Court says San Francisco health plan can proceed
SAN FRANCISCO (Reuters) - San Francisco's universal health-care plan, a first-of-its kind local program to be funded in part by fees from employers, may go forward while under appeal, a U.S. appeals court panel ruled on Wednesday.
The decision by the three-judge panel of the U.S. Ninth Circuit Court of Appeals said San Francisco is likely to successfully defend a court challenge to its health plan, which aims to provide medical insurance to all adults residents of the city at an estimated annual cost of $200 million.
The rising cost of health-care insurance is a top political issue amid the U.S. presidential primary season.

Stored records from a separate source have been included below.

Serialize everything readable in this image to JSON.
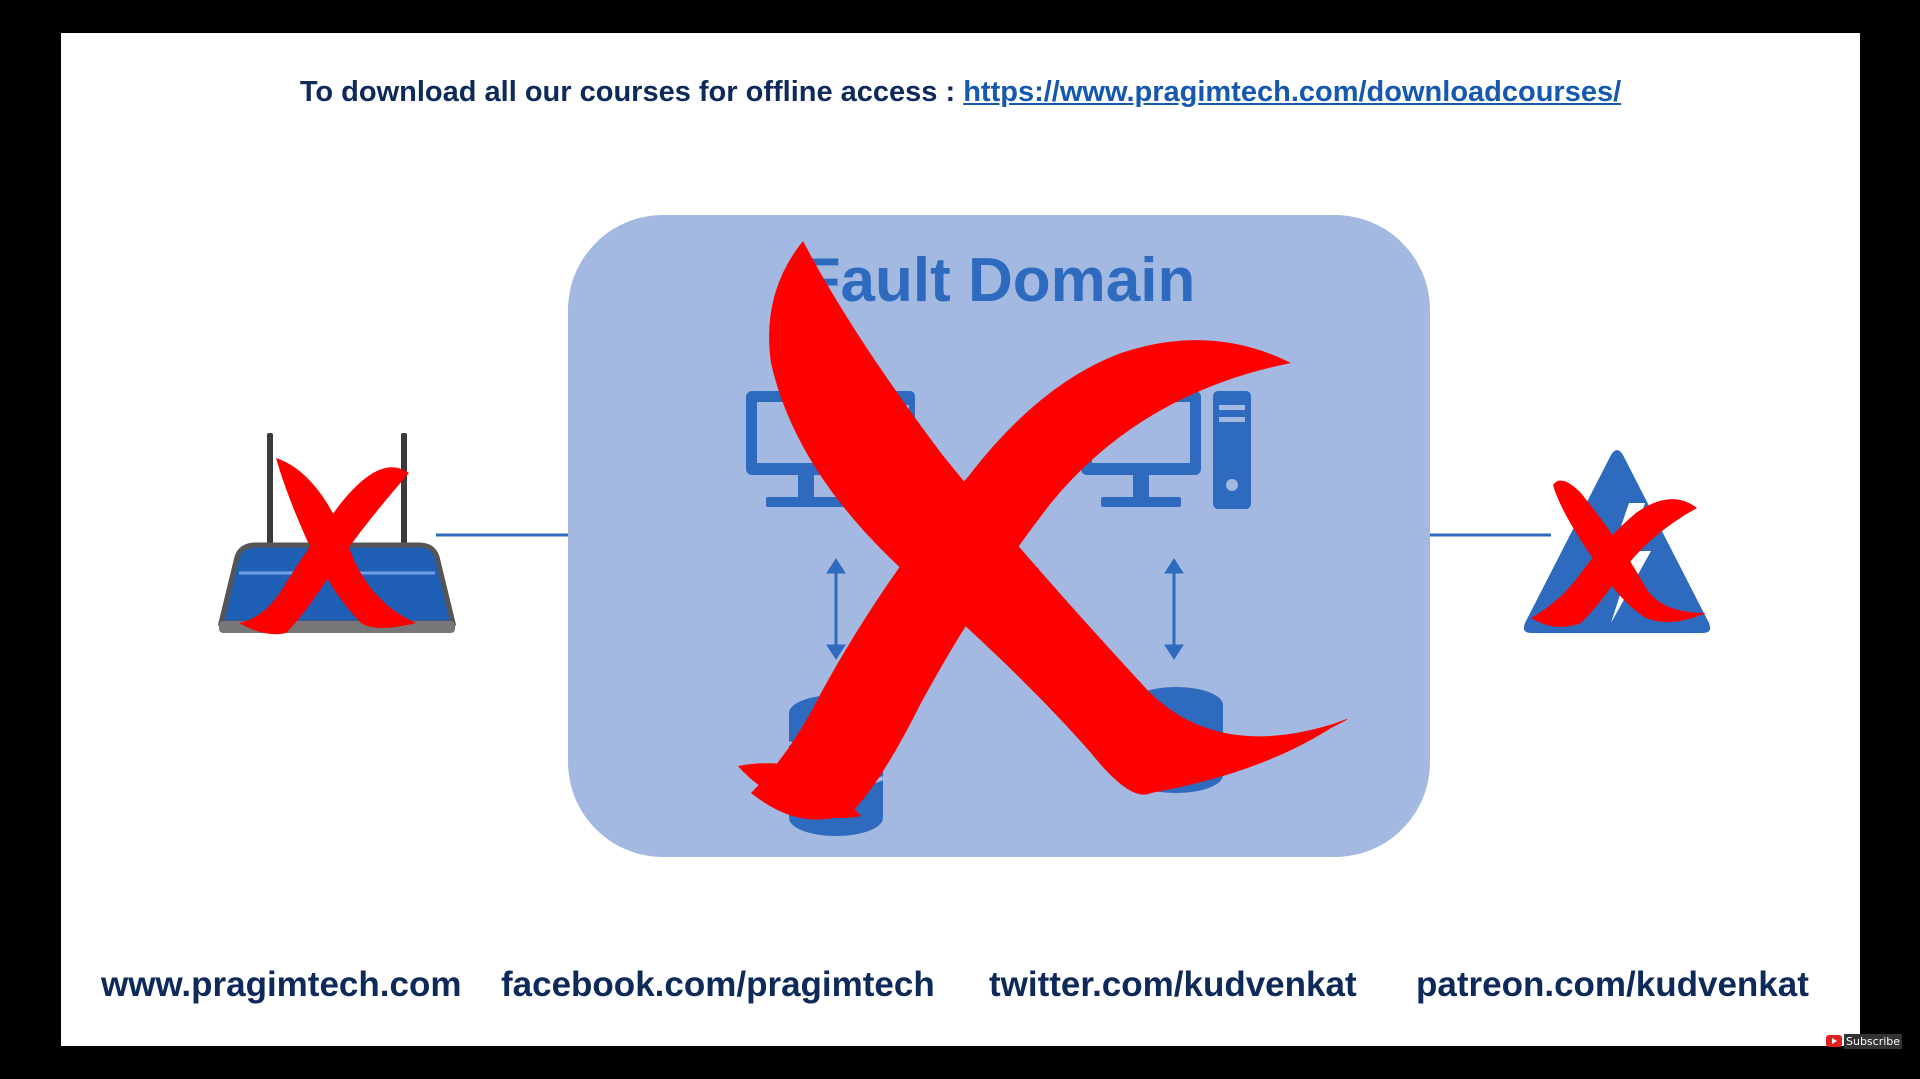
{
  "slide": {
    "download_text": "To download all our courses for offline access : ",
    "download_link": "https://www.pragimtech.com/downloadcourses/",
    "diagram_title": "Fault Domain",
    "footer": {
      "website": "www.pragimtech.com",
      "facebook": "facebook.com/pragimtech",
      "twitter": "twitter.com/kudvenkat",
      "patreon": "patreon.com/kudvenkat"
    }
  },
  "overlay": {
    "subscribe_label": "Subscribe"
  },
  "colors": {
    "domain_box": "#a3b9e2",
    "icon_blue": "#2e6bbf",
    "text_dark": "#0d2a5a",
    "link_blue": "#1558b0",
    "cross_red": "#ff0000"
  },
  "icons": [
    "router-icon",
    "computer-icon",
    "server-icon",
    "database-icon",
    "power-warning-icon",
    "cross-out-mark"
  ]
}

Some local and state governments, including California's, are exploring the feasibility of new programs to provide medical insurance to those without private coverage and not in existing public health-care programs.
A restaurant association had challenged San Francisco's plan and won an early round when a U.S. District Court judge ruled local governments could not compel employers to pay into medical insurance programs.
The appeals court's decision, which stays the district court's ruling, may help California Gov. Arnold Schwarzenegger's effort to provide health insurance to state residents lacking it.
The governor's plan, now with the state Senate after the state Assembly endorsed it, relies in part on employer payments to fund coverage for the uninsured.